# Activity
Return the data below in full, exactly as it stands.

[Given information]

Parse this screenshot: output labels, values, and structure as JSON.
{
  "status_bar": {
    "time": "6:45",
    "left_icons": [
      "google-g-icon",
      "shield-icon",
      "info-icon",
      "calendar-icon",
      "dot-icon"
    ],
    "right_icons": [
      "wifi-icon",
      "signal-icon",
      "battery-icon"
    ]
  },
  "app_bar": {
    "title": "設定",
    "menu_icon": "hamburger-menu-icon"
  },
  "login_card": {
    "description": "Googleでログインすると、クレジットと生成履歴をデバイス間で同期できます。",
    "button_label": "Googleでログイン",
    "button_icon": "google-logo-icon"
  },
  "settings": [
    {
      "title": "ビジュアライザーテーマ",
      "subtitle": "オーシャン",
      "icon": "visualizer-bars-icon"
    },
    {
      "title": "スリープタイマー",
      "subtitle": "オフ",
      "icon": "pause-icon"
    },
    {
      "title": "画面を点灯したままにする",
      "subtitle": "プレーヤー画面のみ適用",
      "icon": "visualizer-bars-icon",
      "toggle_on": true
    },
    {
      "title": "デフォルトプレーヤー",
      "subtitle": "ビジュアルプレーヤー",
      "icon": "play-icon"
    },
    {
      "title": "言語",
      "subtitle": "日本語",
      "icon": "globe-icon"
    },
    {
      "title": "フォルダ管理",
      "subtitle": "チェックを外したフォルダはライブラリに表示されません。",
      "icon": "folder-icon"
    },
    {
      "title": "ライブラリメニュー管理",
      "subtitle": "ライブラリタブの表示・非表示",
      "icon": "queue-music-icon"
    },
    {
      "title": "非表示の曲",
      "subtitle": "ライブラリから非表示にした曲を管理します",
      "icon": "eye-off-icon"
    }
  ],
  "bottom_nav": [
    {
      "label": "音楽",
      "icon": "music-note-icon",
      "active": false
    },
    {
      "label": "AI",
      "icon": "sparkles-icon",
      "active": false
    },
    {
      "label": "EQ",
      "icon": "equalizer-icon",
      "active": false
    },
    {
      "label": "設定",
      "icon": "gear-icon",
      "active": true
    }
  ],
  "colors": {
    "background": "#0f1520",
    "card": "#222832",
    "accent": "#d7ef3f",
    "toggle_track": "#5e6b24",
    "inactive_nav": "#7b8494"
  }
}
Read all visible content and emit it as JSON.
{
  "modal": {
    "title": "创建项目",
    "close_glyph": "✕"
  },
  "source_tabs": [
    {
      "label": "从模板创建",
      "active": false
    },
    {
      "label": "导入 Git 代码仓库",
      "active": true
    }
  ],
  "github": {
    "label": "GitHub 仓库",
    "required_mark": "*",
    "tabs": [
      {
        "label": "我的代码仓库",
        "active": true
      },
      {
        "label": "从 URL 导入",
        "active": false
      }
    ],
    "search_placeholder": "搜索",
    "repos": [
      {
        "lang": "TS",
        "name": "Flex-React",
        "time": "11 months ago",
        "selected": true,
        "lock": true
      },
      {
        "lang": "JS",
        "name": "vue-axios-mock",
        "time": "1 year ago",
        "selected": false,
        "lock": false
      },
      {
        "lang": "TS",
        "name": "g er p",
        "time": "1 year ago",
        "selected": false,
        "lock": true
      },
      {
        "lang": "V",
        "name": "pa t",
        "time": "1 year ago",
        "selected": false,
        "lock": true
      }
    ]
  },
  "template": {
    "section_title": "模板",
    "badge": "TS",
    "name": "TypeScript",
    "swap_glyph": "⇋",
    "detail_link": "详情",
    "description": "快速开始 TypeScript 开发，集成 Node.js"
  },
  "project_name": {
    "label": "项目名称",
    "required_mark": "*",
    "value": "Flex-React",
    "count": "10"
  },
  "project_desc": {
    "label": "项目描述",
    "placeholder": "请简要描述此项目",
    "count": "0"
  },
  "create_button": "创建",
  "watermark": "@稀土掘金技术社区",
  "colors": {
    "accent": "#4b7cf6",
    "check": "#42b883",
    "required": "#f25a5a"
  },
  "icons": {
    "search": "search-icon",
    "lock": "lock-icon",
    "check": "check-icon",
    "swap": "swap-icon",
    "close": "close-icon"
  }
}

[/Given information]

# Response
Parse this screenshot: output labels, values, and structure as JSON.
{
  "status_bar": {
    "time": "6:45",
    "left_icons": [
      "google-g-icon",
      "shield-icon",
      "info-icon",
      "calendar-icon",
      "dot-icon"
    ],
    "right_icons": [
      "wifi-icon",
      "signal-icon",
      "battery-icon"
    ]
  },
  "app_bar": {
    "title": "設定",
    "menu_icon": "hamburger-menu-icon"
  },
  "login_card": {
    "description": "Googleでログインすると、クレジットと生成履歴をデバイス間で同期できます。",
    "button_label": "Googleでログイン",
    "button_icon": "google-logo-icon"
  },
  "settings": [
    {
      "title": "ビジュアライザーテーマ",
      "subtitle": "オーシャン",
      "icon": "visualizer-bars-icon"
    },
    {
      "title": "スリープタイマー",
      "subtitle": "オフ",
      "icon": "pause-icon"
    },
    {
      "title": "画面を点灯したままにする",
      "subtitle": "プレーヤー画面のみ適用",
      "icon": "visualizer-bars-icon",
      "toggle_on": true
    },
    {
      "title": "デフォルトプレーヤー",
      "subtitle": "ビジュアルプレーヤー",
      "icon": "play-icon"
    },
    {
      "title": "言語",
      "subtitle": "日本語",
      "icon": "globe-icon"
    },
    {
      "title": "フォルダ管理",
      "subtitle": "チェックを外したフォルダはライブラリに表示されません。",
      "icon": "folder-icon"
    },
    {
      "title": "ライブラリメニュー管理",
      "subtitle": "ライブラリタブの表示・非表示",
      "icon": "queue-music-icon"
    },
    {
      "title": "非表示の曲",
      "subtitle": "ライブラリから非表示にした曲を管理します",
      "icon": "eye-off-icon"
    }
  ],
  "bottom_nav": [
    {
      "label": "音楽",
      "icon": "music-note-icon",
      "active": false
    },
    {
      "label": "AI",
      "icon": "sparkles-icon",
      "active": false
    },
    {
      "label": "EQ",
      "icon": "equalizer-icon",
      "active": false
    },
    {
      "label": "設定",
      "icon": "gear-icon",
      "active": true
    }
  ],
  "colors": {
    "background": "#0f1520",
    "card": "#222832",
    "accent": "#d7ef3f",
    "toggle_track": "#5e6b24",
    "inactive_nav": "#7b8494"
  }
}
Read all visible content and emit it as JSON.
{
  "modal": {
    "title": "创建项目",
    "close_glyph": "✕"
  },
  "source_tabs": [
    {
      "label": "从模板创建",
      "active": false
    },
    {
      "label": "导入 Git 代码仓库",
      "active": true
    }
  ],
  "github": {
    "label": "GitHub 仓库",
    "required_mark": "*",
    "tabs": [
      {
        "label": "我的代码仓库",
        "active": true
      },
      {
        "label": "从 URL 导入",
        "active": false
      }
    ],
    "search_placeholder": "搜索",
    "repos": [
      {
        "lang": "TS",
        "name": "Flex-React",
        "time": "11 months ago",
        "selected": true,
        "lock": true
      },
      {
        "lang": "JS",
        "name": "vue-axios-mock",
        "time": "1 year ago",
        "selected": false,
        "lock": false
      },
      {
        "lang": "TS",
        "name": "g er p",
        "time": "1 year ago",
        "selected": false,
        "lock": true
      },
      {
        "lang": "V",
        "name": "pa t",
        "time": "1 year ago",
        "selected": false,
        "lock": true
      }
    ]
  },
  "template": {
    "section_title": "模板",
    "badge": "TS",
    "name": "TypeScript",
    "swap_glyph": "⇋",
    "detail_link": "详情",
    "description": "快速开始 TypeScript 开发，集成 Node.js"
  },
  "project_name": {
    "label": "项目名称",
    "required_mark": "*",
    "value": "Flex-React",
    "count": "10"
  },
  "project_desc": {
    "label": "项目描述",
    "placeholder": "请简要描述此项目",
    "count": "0"
  },
  "create_button": "创建",
  "watermark": "@稀土掘金技术社区",
  "colors": {
    "accent": "#4b7cf6",
    "check": "#42b883",
    "required": "#f25a5a"
  },
  "icons": {
    "search": "search-icon",
    "lock": "lock-icon",
    "check": "check-icon",
    "swap": "swap-icon",
    "close": "close-icon"
  }
}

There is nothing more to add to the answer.